I have intentionally pushed myself to try new things more than ever in the past couple of years. If you have ever swung by my studio, sometimes I will be painting (but trying all sorts of new techniques), other times cutting up a cardboard box from the dumpster across the parking lot, planing down a piece of discarded timber from some redevelopment in the neighborhood, throwing stuff at the harp of a dismantled piano, or even scouring through piles of letters, magazines and assorted paper items to make a “coaster.” What’s the point of all of this? Most of the time I am glad to say I don’t really know. Trying new things is a process, not a product. It’s a journey, not a destination. It’s being open to the possibility of what might be, but doesn’t yet exist.
I know… this is getting way too ethereal, but trying new things opens up my artistic practice to the unknown and where it might lead.
Let me give you an example (and get ready!). A few years ago, my wife Nikki’s grandmother, Gramma Pat, thought her granddaughter’s crazy artist husband (me) might be able to do something with some sleeved records she was going to throw out so I took them. A year later I was literally watching paint dry in the studio. I realized I could be a bit more productive if I were actually doing something and I instinctually grabbed one of those sleeves that had been patiently waiting and collecting dust. I didn’t have a plan but something was going to be created and I knew it was going to be a sculpture, something new. That was the beginning.
Next, I was combining the album sleeves with cardboard and the scale of the work began to increase. I then started asking artists to collaborate by painting on cardboard that I would turn into sculptures. I started adding resin and pigments and a variety of bases to round them out. This somehow led to me receiving a stipend and a piano to destroy. I deconstructed the piano and decided to add sound. It now sits on Monument Circle.
Am I done yet? No. Thinking about the evolution of these sculptures has led me to a collaboration with an old friend, and Herron High School teaching alum, Luke Crawley. We decided to start designing public outdoor sculptures inspired by my cardboard forms. We even submitted some of our renderings to a competition… and won. Soon it will be fabricated and be an addition to our city’s already burgeoning beauty. I should stop here but I really want you to understand why first. Gramma Pat gave me some albums a few years back and now Luke Crawley and I will soon have a large scale interactive art piece installed in the city for the public to enjoy. Would this have happened if I didn’t try new things? Is this the end of the story? No, I have to go try some more new things.

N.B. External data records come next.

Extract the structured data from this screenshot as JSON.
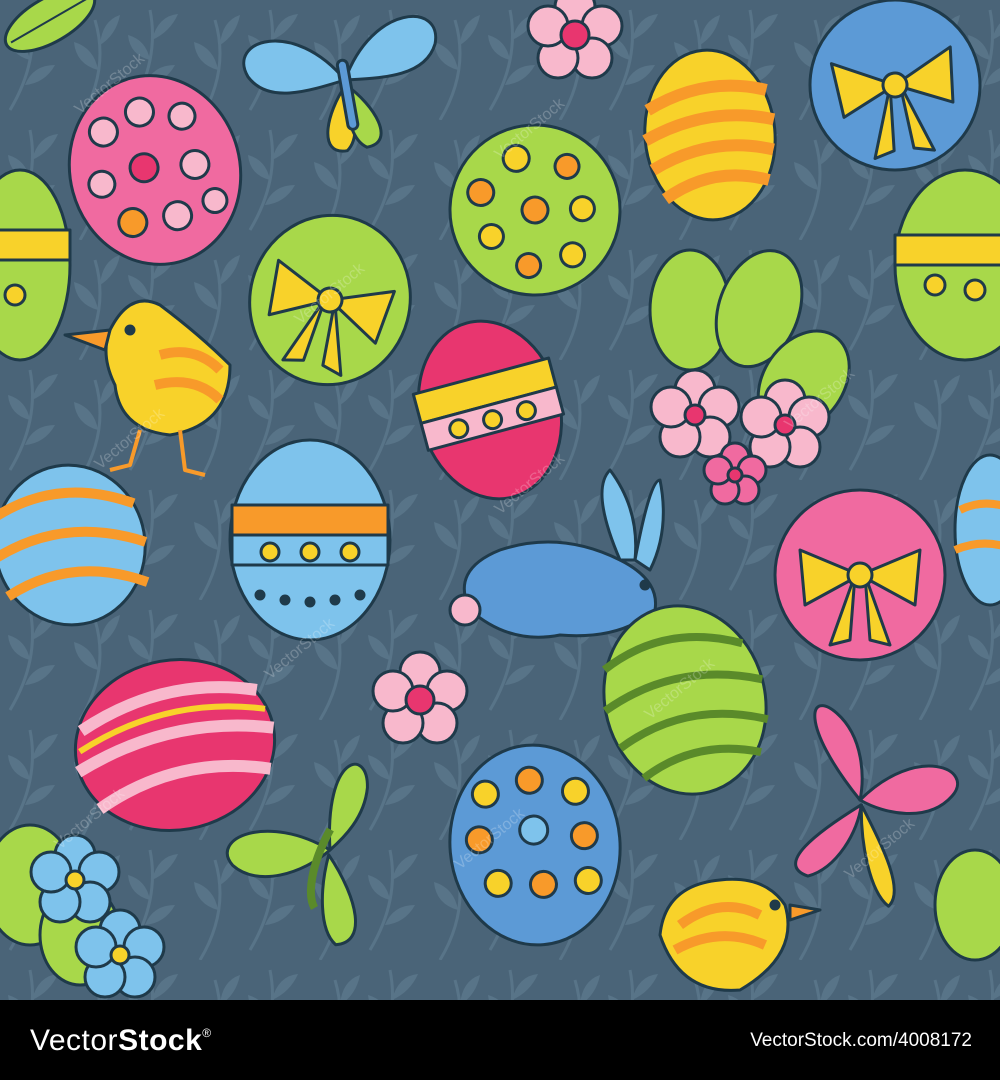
{
  "watermark": {
    "text": "VectorStock"
  },
  "footer": {
    "brand_light": "Vector",
    "brand_bold": "Stock",
    "brand_mark": "®",
    "url": "VectorStock.com/4008172"
  },
  "colors": {
    "background": "#4a6478",
    "leaf_pattern": "#587488",
    "outline": "#1f3a4a",
    "pink": "#f06aa0",
    "hot_pink": "#e8366f",
    "green": "#a8d84a",
    "yellow": "#f8d22a",
    "orange": "#f89a2a",
    "light_blue": "#7ec3ec",
    "blue": "#5c9ad6",
    "pale_pink": "#f8b8cc"
  },
  "icons": [
    "egg-icon",
    "butterfly-icon",
    "chick-icon",
    "bunny-icon",
    "flower-icon",
    "leaf-icon",
    "bow-icon"
  ]
}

Quincy Owens is a full time studio artist at the Harrison Center for the Arts. He focuses on materials and concepts, making work that is autobiographical, exploratory and based deeply in process.